DIAS Headquarters, 10 Burlington Road - D04C932 contact@dias.ie 00353 (0) 16140100

Gàidhlig Gheàrrloch

Roy G. Wentworth
Roy G. Wentworth

Note that this publication is available online only. There is no printed edition available.


le Roy G Wentworth

2005. xxix + 967 pp.


This publication is available for download in PDF format. You will need a viewer, such as Adobe Acrobat Reader, to view it. Follow the links on the contents listing below. We would appreciate any feedback you may have on this online version.

Although this online version is available free of charge, copyright (as detailed below in the copyright statement) is retained in its entirety by the publisher. You may, of course, print out the downloaded copy for personal use.

Copyright in the whole and every part of this publication belongs to the Dublin Institute for Advanced Studies (School of Celtic Studies), and it may not be used, sold, licensed, transferred, copied, rented or reproduced in whole or in part in any manner or form or in or on any medium by any person other than with the prior written consent of the publisher.


Roy Graham Wentworth (1946-2003) was born in Tooting in London and came to Scotland first in 1963, on holiday in Gairloch, Wester Ross. In succeeding years he returned, making closer contact with the local people and the Gaelic language of the area, and becoming especially friendly with a local crofter, ’An Peigi (Iain MacKenzie): this friendship helped to deepen both his involvement in Gairloch life and his competence in spoken Gaelic. In 1966 he enrolled for a degree in Forestry at the University of Aberdeen, but in 1969 changed direction to work for the Honours degree of MA in Celtic Studies at Aberdeen, the Department of Celtic then being under the leadership of Donald MacAulay. A deeply motivated student, he had no difficulty in obtaining an excellent degree: among the variety of Celtic subjects he studied were Gaelic dialectology and the Old and Middle forms of Gaelic, and his undergraduate dissertation for the degree was an assessment of four early tales in the light of the theories of Claude Lévi-Strauss.

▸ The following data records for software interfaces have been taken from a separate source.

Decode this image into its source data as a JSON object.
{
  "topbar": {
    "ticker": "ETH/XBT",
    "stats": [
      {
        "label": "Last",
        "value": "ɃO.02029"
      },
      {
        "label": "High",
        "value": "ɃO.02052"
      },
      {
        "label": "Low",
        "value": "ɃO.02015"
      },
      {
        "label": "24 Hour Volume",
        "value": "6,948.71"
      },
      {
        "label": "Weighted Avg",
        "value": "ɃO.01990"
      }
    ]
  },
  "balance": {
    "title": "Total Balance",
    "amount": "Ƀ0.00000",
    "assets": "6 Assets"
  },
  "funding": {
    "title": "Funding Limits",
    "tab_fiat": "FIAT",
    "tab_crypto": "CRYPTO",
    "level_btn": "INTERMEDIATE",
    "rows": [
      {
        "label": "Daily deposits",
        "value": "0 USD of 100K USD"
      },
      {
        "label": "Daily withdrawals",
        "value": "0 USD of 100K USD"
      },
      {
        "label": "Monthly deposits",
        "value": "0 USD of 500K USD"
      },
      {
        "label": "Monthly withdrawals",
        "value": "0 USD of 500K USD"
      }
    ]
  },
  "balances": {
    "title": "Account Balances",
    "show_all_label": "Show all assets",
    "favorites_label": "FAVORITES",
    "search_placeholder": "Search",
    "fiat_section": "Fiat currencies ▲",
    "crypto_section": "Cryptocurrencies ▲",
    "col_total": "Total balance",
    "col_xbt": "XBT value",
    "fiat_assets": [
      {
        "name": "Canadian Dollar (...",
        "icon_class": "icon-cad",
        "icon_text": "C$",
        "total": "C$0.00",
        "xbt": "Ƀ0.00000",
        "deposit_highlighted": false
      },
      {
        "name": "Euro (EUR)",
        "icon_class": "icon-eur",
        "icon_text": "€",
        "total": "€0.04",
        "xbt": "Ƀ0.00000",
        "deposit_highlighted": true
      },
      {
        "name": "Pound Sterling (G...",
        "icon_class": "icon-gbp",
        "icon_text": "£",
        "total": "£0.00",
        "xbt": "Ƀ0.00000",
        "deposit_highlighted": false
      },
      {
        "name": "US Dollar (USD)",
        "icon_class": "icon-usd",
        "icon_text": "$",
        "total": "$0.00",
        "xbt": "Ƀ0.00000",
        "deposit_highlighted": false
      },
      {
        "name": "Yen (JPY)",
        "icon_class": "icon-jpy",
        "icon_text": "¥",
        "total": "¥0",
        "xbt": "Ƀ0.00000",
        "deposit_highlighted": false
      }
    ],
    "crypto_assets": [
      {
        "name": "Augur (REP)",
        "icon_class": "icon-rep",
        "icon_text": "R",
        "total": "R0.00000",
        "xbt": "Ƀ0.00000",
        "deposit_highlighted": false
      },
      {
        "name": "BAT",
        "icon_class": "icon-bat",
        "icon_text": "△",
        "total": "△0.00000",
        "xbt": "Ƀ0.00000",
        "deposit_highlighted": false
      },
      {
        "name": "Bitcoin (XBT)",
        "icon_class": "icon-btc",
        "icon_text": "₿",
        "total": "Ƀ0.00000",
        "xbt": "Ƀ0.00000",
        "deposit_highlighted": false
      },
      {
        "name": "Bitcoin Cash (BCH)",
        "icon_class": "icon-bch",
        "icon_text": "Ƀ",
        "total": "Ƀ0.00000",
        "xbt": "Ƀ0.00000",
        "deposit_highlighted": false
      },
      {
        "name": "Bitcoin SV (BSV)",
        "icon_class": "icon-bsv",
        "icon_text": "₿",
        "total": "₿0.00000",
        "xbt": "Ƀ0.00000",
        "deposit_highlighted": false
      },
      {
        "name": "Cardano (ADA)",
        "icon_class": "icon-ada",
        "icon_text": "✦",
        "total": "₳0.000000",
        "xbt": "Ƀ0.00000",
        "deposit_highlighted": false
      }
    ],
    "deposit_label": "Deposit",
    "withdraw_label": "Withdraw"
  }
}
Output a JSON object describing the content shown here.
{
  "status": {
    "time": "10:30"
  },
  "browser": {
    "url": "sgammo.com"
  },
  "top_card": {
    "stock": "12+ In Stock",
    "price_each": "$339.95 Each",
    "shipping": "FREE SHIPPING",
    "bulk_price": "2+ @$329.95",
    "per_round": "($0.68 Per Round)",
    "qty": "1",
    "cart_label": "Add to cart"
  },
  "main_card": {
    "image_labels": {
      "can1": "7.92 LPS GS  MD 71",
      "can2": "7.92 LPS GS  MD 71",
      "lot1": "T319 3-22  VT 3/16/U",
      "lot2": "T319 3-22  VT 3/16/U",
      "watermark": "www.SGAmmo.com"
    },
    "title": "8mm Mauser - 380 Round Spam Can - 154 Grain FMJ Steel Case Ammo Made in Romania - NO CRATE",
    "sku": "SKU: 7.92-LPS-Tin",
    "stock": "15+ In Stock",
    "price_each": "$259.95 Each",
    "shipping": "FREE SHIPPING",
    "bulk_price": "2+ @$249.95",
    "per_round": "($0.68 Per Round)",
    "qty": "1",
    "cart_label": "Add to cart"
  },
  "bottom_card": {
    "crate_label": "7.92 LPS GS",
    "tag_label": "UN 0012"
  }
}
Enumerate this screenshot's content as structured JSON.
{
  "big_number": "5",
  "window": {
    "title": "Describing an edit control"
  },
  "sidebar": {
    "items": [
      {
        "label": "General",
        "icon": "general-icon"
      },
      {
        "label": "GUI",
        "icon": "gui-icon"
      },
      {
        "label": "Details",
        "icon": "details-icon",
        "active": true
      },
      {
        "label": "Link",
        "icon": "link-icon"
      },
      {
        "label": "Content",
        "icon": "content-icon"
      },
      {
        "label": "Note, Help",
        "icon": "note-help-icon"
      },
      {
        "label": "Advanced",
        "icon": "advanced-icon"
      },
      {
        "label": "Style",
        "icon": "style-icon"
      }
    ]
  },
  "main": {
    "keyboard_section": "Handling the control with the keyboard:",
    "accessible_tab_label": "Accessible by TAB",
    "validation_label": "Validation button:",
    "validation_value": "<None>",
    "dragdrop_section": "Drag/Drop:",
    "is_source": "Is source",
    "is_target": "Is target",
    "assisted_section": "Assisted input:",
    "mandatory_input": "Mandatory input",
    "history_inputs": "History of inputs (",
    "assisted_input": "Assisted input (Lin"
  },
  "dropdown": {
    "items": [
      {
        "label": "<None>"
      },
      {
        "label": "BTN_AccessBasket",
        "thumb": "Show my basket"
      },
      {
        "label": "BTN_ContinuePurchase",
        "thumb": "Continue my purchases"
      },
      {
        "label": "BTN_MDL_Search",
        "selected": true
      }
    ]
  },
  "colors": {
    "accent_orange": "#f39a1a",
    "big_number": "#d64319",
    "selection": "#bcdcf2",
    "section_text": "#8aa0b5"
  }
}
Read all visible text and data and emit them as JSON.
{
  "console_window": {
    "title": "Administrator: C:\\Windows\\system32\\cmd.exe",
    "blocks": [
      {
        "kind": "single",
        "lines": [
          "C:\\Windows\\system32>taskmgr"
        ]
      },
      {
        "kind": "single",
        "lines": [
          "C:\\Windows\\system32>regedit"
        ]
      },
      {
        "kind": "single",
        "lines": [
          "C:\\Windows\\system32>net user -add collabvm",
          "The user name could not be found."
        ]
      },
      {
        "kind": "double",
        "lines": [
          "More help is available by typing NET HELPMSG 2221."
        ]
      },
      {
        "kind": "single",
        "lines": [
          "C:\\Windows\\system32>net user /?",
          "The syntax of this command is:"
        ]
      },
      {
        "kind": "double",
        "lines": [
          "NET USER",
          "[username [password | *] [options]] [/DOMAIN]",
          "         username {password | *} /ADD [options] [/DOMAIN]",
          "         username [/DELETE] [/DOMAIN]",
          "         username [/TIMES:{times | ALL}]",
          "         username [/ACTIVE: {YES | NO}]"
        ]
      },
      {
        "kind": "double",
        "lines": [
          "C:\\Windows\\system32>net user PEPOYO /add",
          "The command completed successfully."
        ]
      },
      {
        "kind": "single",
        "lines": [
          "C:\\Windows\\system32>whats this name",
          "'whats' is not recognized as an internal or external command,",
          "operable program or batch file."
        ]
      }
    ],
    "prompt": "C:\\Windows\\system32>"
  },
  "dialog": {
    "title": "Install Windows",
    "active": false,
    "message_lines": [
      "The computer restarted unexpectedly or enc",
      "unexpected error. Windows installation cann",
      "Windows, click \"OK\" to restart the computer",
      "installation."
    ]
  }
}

When he left the university with his Honours degree in 1973 he settled in Gairloch. When ’An Peigi died in 1983 Roy became the crofter, and as curator of the local museum was able to continue his study of the Gaelic of Gairloch, its oral literature and songs and especially its placenames and place-lore; for many years he contributed placename and other traditional material to the archives of the School of Scottish Studies in the University of Edinburgh. His place in the Gairloch community was confirmed by his marriage in 1985 to Magaidh, a native of the area, and by the birth of their son and daughter. He devoted himself to the serious study of Gaelic metrics and of linguistic theory and practical phonetics, collecting from the dwindling number of Gairloch Gaelic speakers the last remnants of the dialect.

When the University of the Highlands and Islands (UHI) Project offered funding in 1998 for postgraduate research, Roy applied and was awarded a PhD scholarship to produce a detailed study of the dialect, under the direction of Dr Meg Bateman, with Donald MacAulay as his principal external supervisor. The project was wholly successful, involving regular serious and constructive discussion and revision: his original intention had been to include study of the morphology as well as the phonology, but in the end the dissertation was found to be bulky enough with the phonology alone. It was completed efficiently in the summer of 2002, and it was serious blow for Roy to find at this point that the dissertation, being written in Gaelic, was not acceptable to the Open University, who validate the degrees awarded by the UHI Millennium Institute. He therefore turned again to the University of Aberdeen, which agreed to accept and assess the dissertation on condition that he be a registered student of the university for one year. This had the effect of delaying submission for a year, and Roy took the opportunity to make minor additions and adjustments.

When he died suddenly on 19 October 2003 the University acceded to a request for the posthumous submission of the dissertation. It was assessed by Professor Máirtín Ó Murchú of the Dublin Institute for Advanced Studies as External Examiner and by Dr Seumas Grant as Internal Examiner, and the degree of PhD was awarded at a graduation ceremony in Aberdeen on 5 July 2004, where it was received by his widow. It was arranged thereafter that the work be published on the website of the Dublin Institute for Advanced Studies.


Download the entire publication as a single file (9.5MB), or as smaller, individual sections below.

Note: this is an abbreviated contents listing. The full table of contents can be found in the first download, “Clàr-innse”.